**Exercise requirements**:
Report every line from the material that contains the word "title".

**Supplied records**:
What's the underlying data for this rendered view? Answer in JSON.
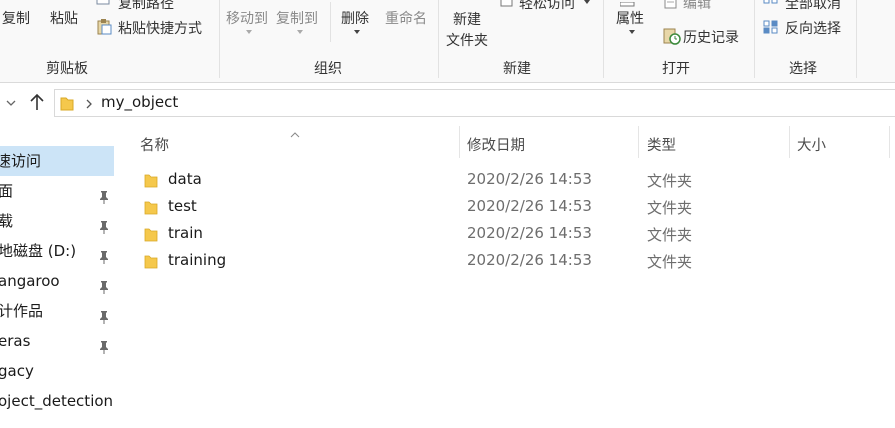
{
  "ribbon": {
    "clipboard": {
      "copy": "复制",
      "paste": "粘贴",
      "copy_path": "复制路径",
      "paste_shortcut": "粘贴快捷方式",
      "group_label": "剪贴板"
    },
    "organize": {
      "move_to": "移动到",
      "copy_to": "复制到",
      "delete": "删除",
      "rename": "重命名",
      "group_label": "组织"
    },
    "new": {
      "new_folder_line1": "新建",
      "new_folder_line2": "文件夹",
      "easy_access": "轻松访问",
      "group_label": "新建"
    },
    "open": {
      "properties": "属性",
      "edit": "编辑",
      "history": "历史记录",
      "group_label": "打开"
    },
    "select": {
      "select_none": "全部取消",
      "invert_selection": "反向选择",
      "group_label": "选择"
    }
  },
  "address": {
    "current_folder": "my_object"
  },
  "nav": {
    "items": [
      {
        "label": "速访问",
        "pinned": false,
        "selected": true
      },
      {
        "label": "面",
        "pinned": true,
        "selected": false
      },
      {
        "label": "载",
        "pinned": true,
        "selected": false
      },
      {
        "label": "地磁盘 (D:)",
        "pinned": true,
        "selected": false
      },
      {
        "label": "angaroo",
        "pinned": true,
        "selected": false
      },
      {
        "label": "计作品",
        "pinned": true,
        "selected": false
      },
      {
        "label": "eras",
        "pinned": true,
        "selected": false
      },
      {
        "label": "gacy",
        "pinned": false,
        "selected": false
      },
      {
        "label": "oject_detection",
        "pinned": false,
        "selected": false
      }
    ]
  },
  "columns": {
    "name": "名称",
    "modified": "修改日期",
    "type": "类型",
    "size": "大小"
  },
  "files": [
    {
      "name": "data",
      "modified": "2020/2/26 14:53",
      "type": "文件夹"
    },
    {
      "name": "test",
      "modified": "2020/2/26 14:53",
      "type": "文件夹"
    },
    {
      "name": "train",
      "modified": "2020/2/26 14:53",
      "type": "文件夹"
    },
    {
      "name": "training",
      "modified": "2020/2/26 14:53",
      "type": "文件夹"
    }
  ],
  "colors": {
    "selection": "#cce4f7",
    "folder": "#f5c84c",
    "ribbon_bg": "#f9f9f9"
  }
}
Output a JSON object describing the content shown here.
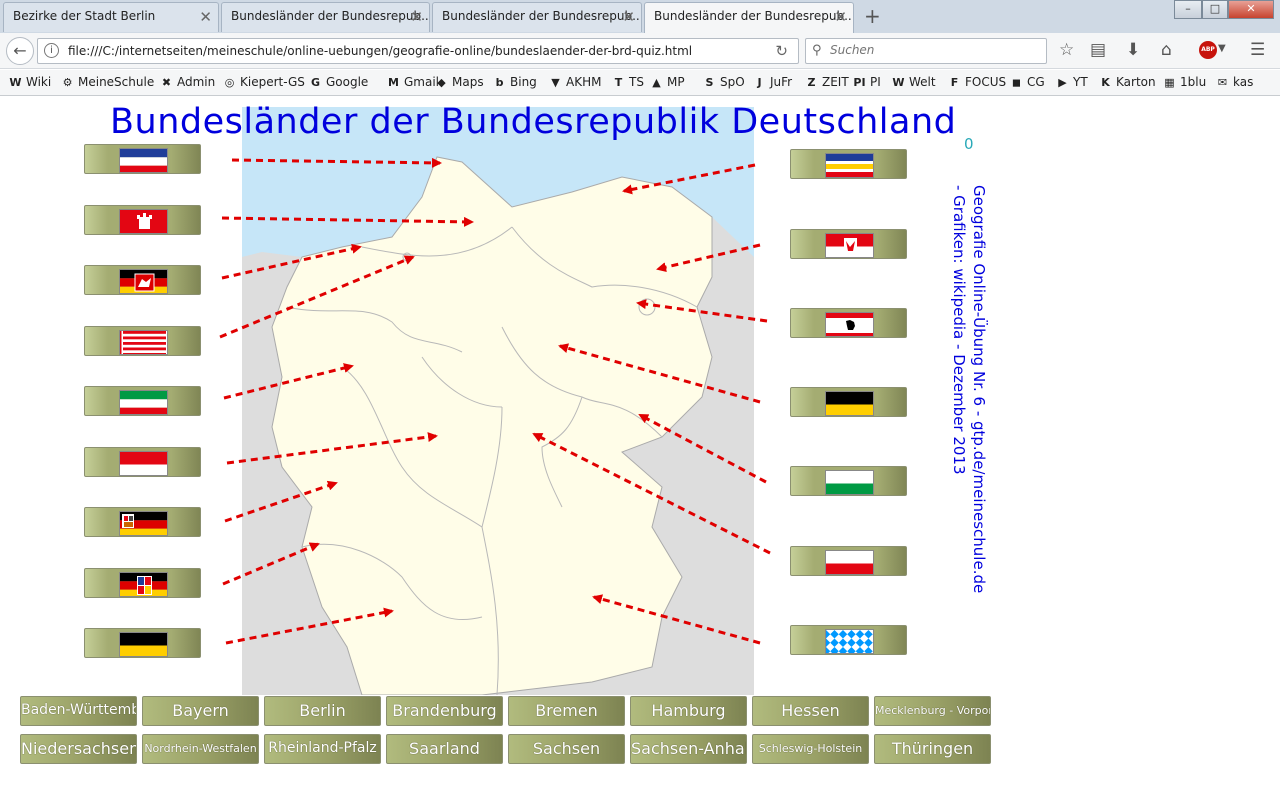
{
  "browser": {
    "tabs": [
      {
        "label": "Bezirke der Stadt Berlin",
        "active": false
      },
      {
        "label": "Bundesländer der Bundesrepub...",
        "active": false
      },
      {
        "label": "Bundesländer der Bundesrepub...",
        "active": false
      },
      {
        "label": "Bundesländer der Bundesrepub...",
        "active": true
      }
    ],
    "url": "file:///C:/internetseiten/meineschule/online-uebungen/geografie-online/bundeslaender-der-brd-quiz.html",
    "search_placeholder": "Suchen",
    "adblock_label": "ABP",
    "bookmarks": [
      {
        "icon": "W",
        "label": "Wiki"
      },
      {
        "icon": "⚙",
        "label": "MeineSchule"
      },
      {
        "icon": "✖",
        "label": "Admin"
      },
      {
        "icon": "◎",
        "label": "Kiepert-GS"
      },
      {
        "icon": "G",
        "label": "Google"
      },
      {
        "icon": "M",
        "label": "Gmail"
      },
      {
        "icon": "◆",
        "label": "Maps"
      },
      {
        "icon": "b",
        "label": "Bing"
      },
      {
        "icon": "▼",
        "label": "AKHM"
      },
      {
        "icon": "T",
        "label": "TS"
      },
      {
        "icon": "▲",
        "label": "MP"
      },
      {
        "icon": "S",
        "label": "SpO"
      },
      {
        "icon": "J",
        "label": "JuFr"
      },
      {
        "icon": "Z",
        "label": "ZEIT"
      },
      {
        "icon": "PI",
        "label": "PI"
      },
      {
        "icon": "W",
        "label": "Welt"
      },
      {
        "icon": "F",
        "label": "FOCUS"
      },
      {
        "icon": "◼",
        "label": "CG"
      },
      {
        "icon": "▶",
        "label": "YT"
      },
      {
        "icon": "K",
        "label": "Karton"
      },
      {
        "icon": "▦",
        "label": "1blu"
      },
      {
        "icon": "✉",
        "label": "kas"
      }
    ]
  },
  "quiz": {
    "title": "Bundesländer der Bundesrepublik Deutschland",
    "score": "0",
    "credit_line1": "Geografie Online-Übung Nr. 6 - gtp.de/meineschule.de",
    "credit_line2": "- Grafiken: wikipedia - Dezember 2013",
    "flags_left": [
      "schleswig-holstein",
      "hamburg",
      "niedersachsen",
      "bremen",
      "nordrhein-westfalen",
      "hessen",
      "rheinland-pfalz",
      "saarland",
      "baden-wuerttemberg"
    ],
    "flags_right": [
      "mecklenburg-vorpommern",
      "brandenburg",
      "berlin",
      "sachsen-anhalt",
      "sachsen",
      "thueringen",
      "bayern"
    ],
    "state_buttons": [
      "Baden-Württemberg",
      "Bayern",
      "Berlin",
      "Brandenburg",
      "Bremen",
      "Hamburg",
      "Hessen",
      "Mecklenburg - Vorpommern",
      "Niedersachsen",
      "Nordrhein-Westfalen",
      "Rheinland-Pfalz",
      "Saarland",
      "Sachsen",
      "Sachsen-Anhalt",
      "Schleswig-Holstein",
      "Thüringen"
    ]
  },
  "colors": {
    "title": "#0000dd",
    "arrow": "#e00000",
    "sea": "#c6e6f8",
    "land": "#fffde8"
  }
}
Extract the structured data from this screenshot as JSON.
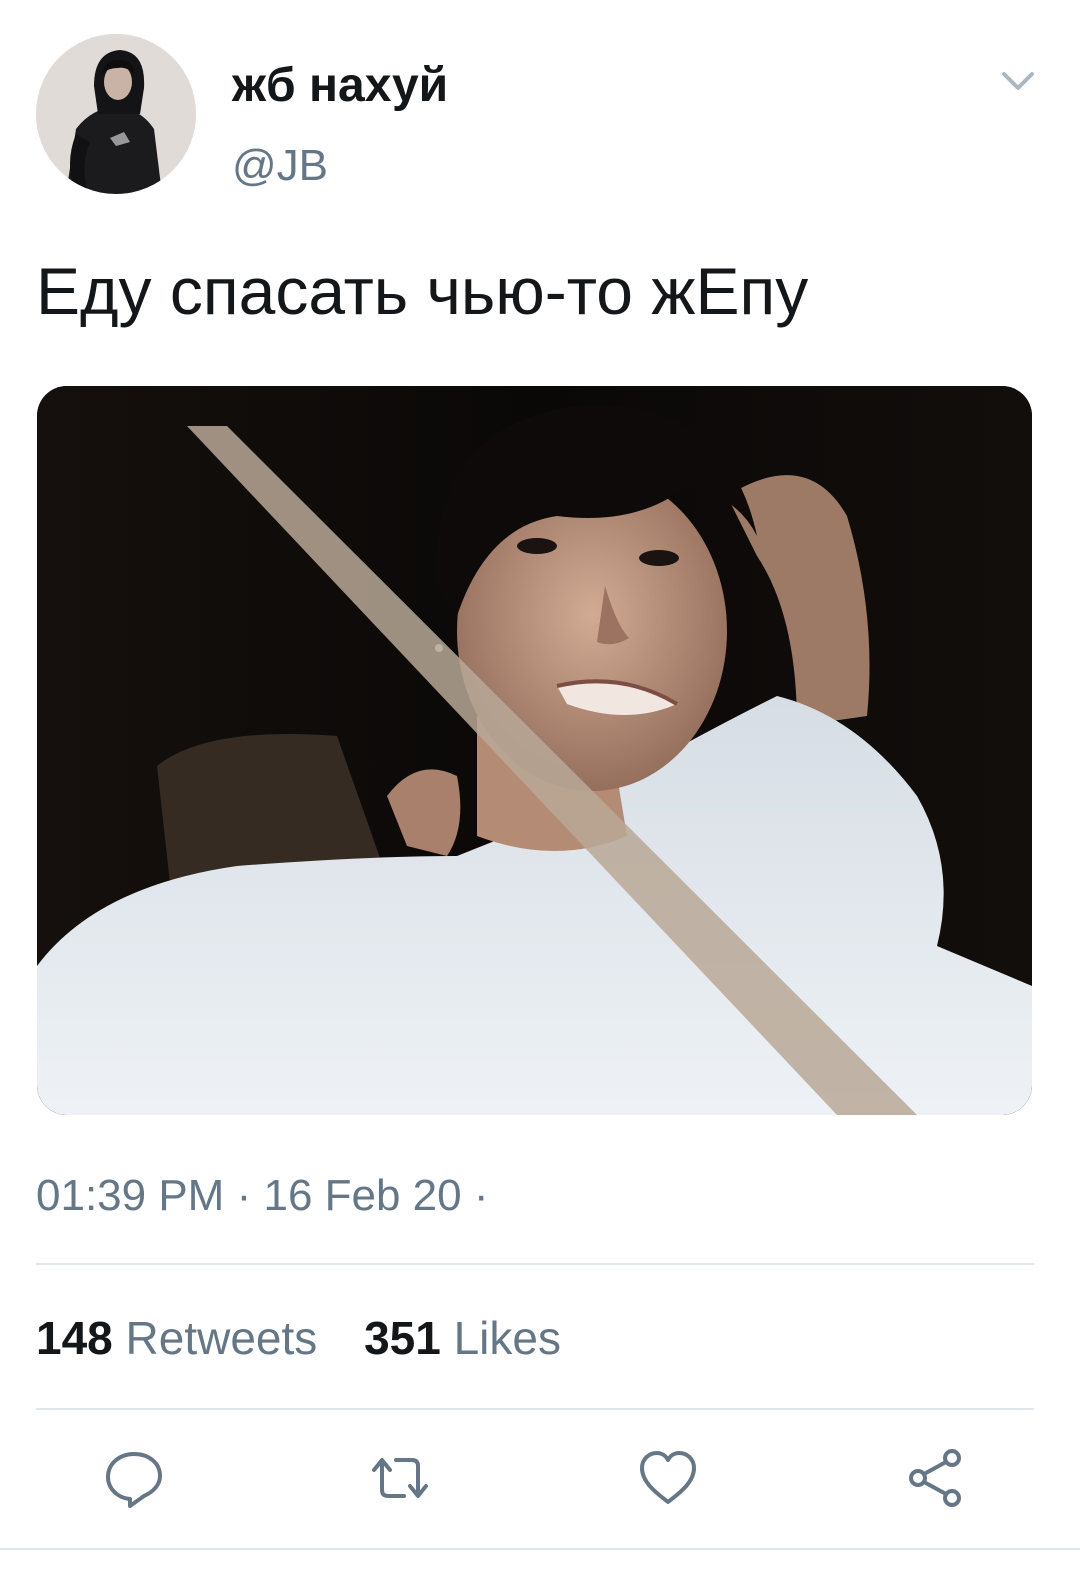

**Written reply**:
    "title": "Bundesländer der Bundesrepublik Deutschland",
    "title": "#0000dd",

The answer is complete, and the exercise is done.